### Exercise:
What follows is a block of records; reproduce all of it verbatim.

*** Opening Records shown ***

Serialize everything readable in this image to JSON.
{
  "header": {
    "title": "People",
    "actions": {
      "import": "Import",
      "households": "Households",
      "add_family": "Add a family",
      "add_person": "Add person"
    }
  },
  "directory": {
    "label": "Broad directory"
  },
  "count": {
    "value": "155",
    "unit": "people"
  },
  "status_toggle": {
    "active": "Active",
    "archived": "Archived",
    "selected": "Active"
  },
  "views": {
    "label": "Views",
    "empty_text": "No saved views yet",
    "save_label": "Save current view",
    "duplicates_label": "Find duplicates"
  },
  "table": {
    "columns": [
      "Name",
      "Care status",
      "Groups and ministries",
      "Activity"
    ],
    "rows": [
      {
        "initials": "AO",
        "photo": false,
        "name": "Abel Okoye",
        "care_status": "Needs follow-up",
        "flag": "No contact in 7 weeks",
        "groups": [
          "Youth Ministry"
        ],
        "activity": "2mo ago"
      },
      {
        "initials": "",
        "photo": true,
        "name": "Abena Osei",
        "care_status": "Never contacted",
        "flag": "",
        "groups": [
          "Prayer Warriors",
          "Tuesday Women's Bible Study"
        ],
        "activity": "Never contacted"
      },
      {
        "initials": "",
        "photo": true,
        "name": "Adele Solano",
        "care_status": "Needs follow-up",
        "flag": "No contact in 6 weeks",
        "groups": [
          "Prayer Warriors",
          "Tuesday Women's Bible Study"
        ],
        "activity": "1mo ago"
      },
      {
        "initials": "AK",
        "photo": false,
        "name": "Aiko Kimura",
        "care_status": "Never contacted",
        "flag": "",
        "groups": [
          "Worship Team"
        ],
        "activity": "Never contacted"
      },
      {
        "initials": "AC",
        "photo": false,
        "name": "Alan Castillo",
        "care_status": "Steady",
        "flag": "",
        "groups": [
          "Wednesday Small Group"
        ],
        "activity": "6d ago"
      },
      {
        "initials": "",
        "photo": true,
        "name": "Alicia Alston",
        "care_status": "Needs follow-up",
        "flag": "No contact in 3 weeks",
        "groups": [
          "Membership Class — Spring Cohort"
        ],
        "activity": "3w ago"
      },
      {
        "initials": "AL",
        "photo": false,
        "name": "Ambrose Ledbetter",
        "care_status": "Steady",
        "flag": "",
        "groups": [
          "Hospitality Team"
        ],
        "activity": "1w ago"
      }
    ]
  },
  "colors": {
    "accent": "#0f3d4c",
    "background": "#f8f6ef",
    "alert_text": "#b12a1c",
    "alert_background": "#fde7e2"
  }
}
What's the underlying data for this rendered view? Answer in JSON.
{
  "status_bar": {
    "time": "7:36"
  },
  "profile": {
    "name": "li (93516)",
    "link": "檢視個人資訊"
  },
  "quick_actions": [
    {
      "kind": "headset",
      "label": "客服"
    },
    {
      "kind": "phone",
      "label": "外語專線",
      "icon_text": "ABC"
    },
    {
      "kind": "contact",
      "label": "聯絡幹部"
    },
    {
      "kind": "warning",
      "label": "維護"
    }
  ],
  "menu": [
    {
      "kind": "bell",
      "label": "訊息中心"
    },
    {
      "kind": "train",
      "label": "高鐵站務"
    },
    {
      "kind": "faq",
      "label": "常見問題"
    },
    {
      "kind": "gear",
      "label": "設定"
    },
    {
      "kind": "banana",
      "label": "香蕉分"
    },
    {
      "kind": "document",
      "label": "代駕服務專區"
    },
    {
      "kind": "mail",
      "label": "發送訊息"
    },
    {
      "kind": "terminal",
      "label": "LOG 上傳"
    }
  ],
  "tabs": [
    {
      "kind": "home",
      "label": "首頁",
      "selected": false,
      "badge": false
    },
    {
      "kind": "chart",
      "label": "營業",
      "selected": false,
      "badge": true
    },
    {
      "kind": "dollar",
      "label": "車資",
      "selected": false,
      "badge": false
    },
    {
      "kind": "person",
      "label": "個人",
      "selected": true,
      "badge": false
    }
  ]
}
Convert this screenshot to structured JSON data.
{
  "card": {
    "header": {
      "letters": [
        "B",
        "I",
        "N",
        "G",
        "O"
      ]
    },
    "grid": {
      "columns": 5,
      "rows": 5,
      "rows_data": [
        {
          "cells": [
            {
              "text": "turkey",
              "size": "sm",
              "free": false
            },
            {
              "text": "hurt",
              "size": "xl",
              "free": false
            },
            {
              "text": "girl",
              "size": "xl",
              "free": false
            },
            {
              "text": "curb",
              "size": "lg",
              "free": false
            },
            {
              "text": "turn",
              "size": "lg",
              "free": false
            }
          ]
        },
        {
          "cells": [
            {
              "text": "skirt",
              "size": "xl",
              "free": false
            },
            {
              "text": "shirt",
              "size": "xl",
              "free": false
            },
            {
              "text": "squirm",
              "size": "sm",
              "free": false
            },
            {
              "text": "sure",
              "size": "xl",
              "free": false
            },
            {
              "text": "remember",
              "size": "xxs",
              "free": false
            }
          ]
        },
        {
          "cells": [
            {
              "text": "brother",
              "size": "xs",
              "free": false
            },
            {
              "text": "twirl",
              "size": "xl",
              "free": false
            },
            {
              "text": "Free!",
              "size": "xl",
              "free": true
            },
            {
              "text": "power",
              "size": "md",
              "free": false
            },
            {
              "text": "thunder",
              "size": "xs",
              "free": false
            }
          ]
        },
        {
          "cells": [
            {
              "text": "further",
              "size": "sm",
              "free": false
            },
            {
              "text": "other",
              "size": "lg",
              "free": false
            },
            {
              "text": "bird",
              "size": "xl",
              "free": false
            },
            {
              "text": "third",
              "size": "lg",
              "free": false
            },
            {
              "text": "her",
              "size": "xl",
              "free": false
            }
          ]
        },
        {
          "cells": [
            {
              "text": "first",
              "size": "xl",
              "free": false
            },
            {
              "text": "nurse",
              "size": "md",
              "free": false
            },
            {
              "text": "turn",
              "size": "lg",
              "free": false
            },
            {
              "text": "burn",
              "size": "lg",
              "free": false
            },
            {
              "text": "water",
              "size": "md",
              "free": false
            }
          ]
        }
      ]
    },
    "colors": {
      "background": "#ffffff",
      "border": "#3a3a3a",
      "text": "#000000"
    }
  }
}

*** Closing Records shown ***

### Written answer:
Serialize everything readable in this image to JSON.
{
  "header": {
    "title": "People",
    "actions": {
      "import": "Import",
      "households": "Households",
      "add_family": "Add a family",
      "add_person": "Add person"
    }
  },
  "directory": {
    "label": "Broad directory"
  },
  "count": {
    "value": "155",
    "unit": "people"
  },
  "status_toggle": {
    "active": "Active",
    "archived": "Archived",
    "selected": "Active"
  },
  "views": {
    "label": "Views",
    "empty_text": "No saved views yet",
    "save_label": "Save current view",
    "duplicates_label": "Find duplicates"
  },
  "table": {
    "columns": [
      "Name",
      "Care status",
      "Groups and ministries",
      "Activity"
    ],
    "rows": [
      {
        "initials": "AO",
        "photo": false,
        "name": "Abel Okoye",
        "care_status": "Needs follow-up",
        "flag": "No contact in 7 weeks",
        "groups": [
          "Youth Ministry"
        ],
        "activity": "2mo ago"
      },
      {
        "initials": "",
        "photo": true,
        "name": "Abena Osei",
        "care_status": "Never contacted",
        "flag": "",
        "groups": [
          "Prayer Warriors",
          "Tuesday Women's Bible Study"
        ],
        "activity": "Never contacted"
      },
      {
        "initials": "",
        "photo": true,
        "name": "Adele Solano",
        "care_status": "Needs follow-up",
        "flag": "No contact in 6 weeks",
        "groups": [
          "Prayer Warriors",
          "Tuesday Women's Bible Study"
        ],
        "activity": "1mo ago"
      },
      {
        "initials": "AK",
        "photo": false,
        "name": "Aiko Kimura",
        "care_status": "Never contacted",
        "flag": "",
        "groups": [
          "Worship Team"
        ],
        "activity": "Never contacted"
      },
      {
        "initials": "AC",
        "photo": false,
        "name": "Alan Castillo",
        "care_status": "Steady",
        "flag": "",
        "groups": [
          "Wednesday Small Group"
        ],
        "activity": "6d ago"
      },
      {
        "initials": "",
        "photo": true,
        "name": "Alicia Alston",
        "care_status": "Needs follow-up",
        "flag": "No contact in 3 weeks",
        "groups": [
          "Membership Class — Spring Cohort"
        ],
        "activity": "3w ago"
      },
      {
        "initials": "AL",
        "photo": false,
        "name": "Ambrose Ledbetter",
        "care_status": "Steady",
        "flag": "",
        "groups": [
          "Hospitality Team"
        ],
        "activity": "1w ago"
      }
    ]
  },
  "colors": {
    "accent": "#0f3d4c",
    "background": "#f8f6ef",
    "alert_text": "#b12a1c",
    "alert_background": "#fde7e2"
  }
}
What's the underlying data for this rendered view? Answer in JSON.
{
  "status_bar": {
    "time": "7:36"
  },
  "profile": {
    "name": "li (93516)",
    "link": "檢視個人資訊"
  },
  "quick_actions": [
    {
      "kind": "headset",
      "label": "客服"
    },
    {
      "kind": "phone",
      "label": "外語專線",
      "icon_text": "ABC"
    },
    {
      "kind": "contact",
      "label": "聯絡幹部"
    },
    {
      "kind": "warning",
      "label": "維護"
    }
  ],
  "menu": [
    {
      "kind": "bell",
      "label": "訊息中心"
    },
    {
      "kind": "train",
      "label": "高鐵站務"
    },
    {
      "kind": "faq",
      "label": "常見問題"
    },
    {
      "kind": "gear",
      "label": "設定"
    },
    {
      "kind": "banana",
      "label": "香蕉分"
    },
    {
      "kind": "document",
      "label": "代駕服務專區"
    },
    {
      "kind": "mail",
      "label": "發送訊息"
    },
    {
      "kind": "terminal",
      "label": "LOG 上傳"
    }
  ],
  "tabs": [
    {
      "kind": "home",
      "label": "首頁",
      "selected": false,
      "badge": false
    },
    {
      "kind": "chart",
      "label": "營業",
      "selected": false,
      "badge": true
    },
    {
      "kind": "dollar",
      "label": "車資",
      "selected": false,
      "badge": false
    },
    {
      "kind": "person",
      "label": "個人",
      "selected": true,
      "badge": false
    }
  ]
}
Convert this screenshot to structured JSON data.
{
  "card": {
    "header": {
      "letters": [
        "B",
        "I",
        "N",
        "G",
        "O"
      ]
    },
    "grid": {
      "columns": 5,
      "rows": 5,
      "rows_data": [
        {
          "cells": [
            {
              "text": "turkey",
              "size": "sm",
              "free": false
            },
            {
              "text": "hurt",
              "size": "xl",
              "free": false
            },
            {
              "text": "girl",
              "size": "xl",
              "free": false
            },
            {
              "text": "curb",
              "size": "lg",
              "free": false
            },
            {
              "text": "turn",
              "size": "lg",
              "free": false
            }
          ]
        },
        {
          "cells": [
            {
              "text": "skirt",
              "size": "xl",
              "free": false
            },
            {
              "text": "shirt",
              "size": "xl",
              "free": false
            },
            {
              "text": "squirm",
              "size": "sm",
              "free": false
            },
            {
              "text": "sure",
              "size": "xl",
              "free": false
            },
            {
              "text": "remember",
              "size": "xxs",
              "free": false
            }
          ]
        },
        {
          "cells": [
            {
              "text": "brother",
              "size": "xs",
              "free": false
            },
            {
              "text": "twirl",
              "size": "xl",
              "free": false
            },
            {
              "text": "Free!",
              "size": "xl",
              "free": true
            },
            {
              "text": "power",
              "size": "md",
              "free": false
            },
            {
              "text": "thunder",
              "size": "xs",
              "free": false
            }
          ]
        },
        {
          "cells": [
            {
              "text": "further",
              "size": "sm",
              "free": false
            },
            {
              "text": "other",
              "size": "lg",
              "free": false
            },
            {
              "text": "bird",
              "size": "xl",
              "free": false
            },
            {
              "text": "third",
              "size": "lg",
              "free": false
            },
            {
              "text": "her",
              "size": "xl",
              "free": false
            }
          ]
        },
        {
          "cells": [
            {
              "text": "first",
              "size": "xl",
              "free": false
            },
            {
              "text": "nurse",
              "size": "md",
              "free": false
            },
            {
              "text": "turn",
              "size": "lg",
              "free": false
            },
            {
              "text": "burn",
              "size": "lg",
              "free": false
            },
            {
              "text": "water",
              "size": "md",
              "free": false
            }
          ]
        }
      ]
    },
    "colors": {
      "background": "#ffffff",
      "border": "#3a3a3a",
      "text": "#000000"
    }
  }
}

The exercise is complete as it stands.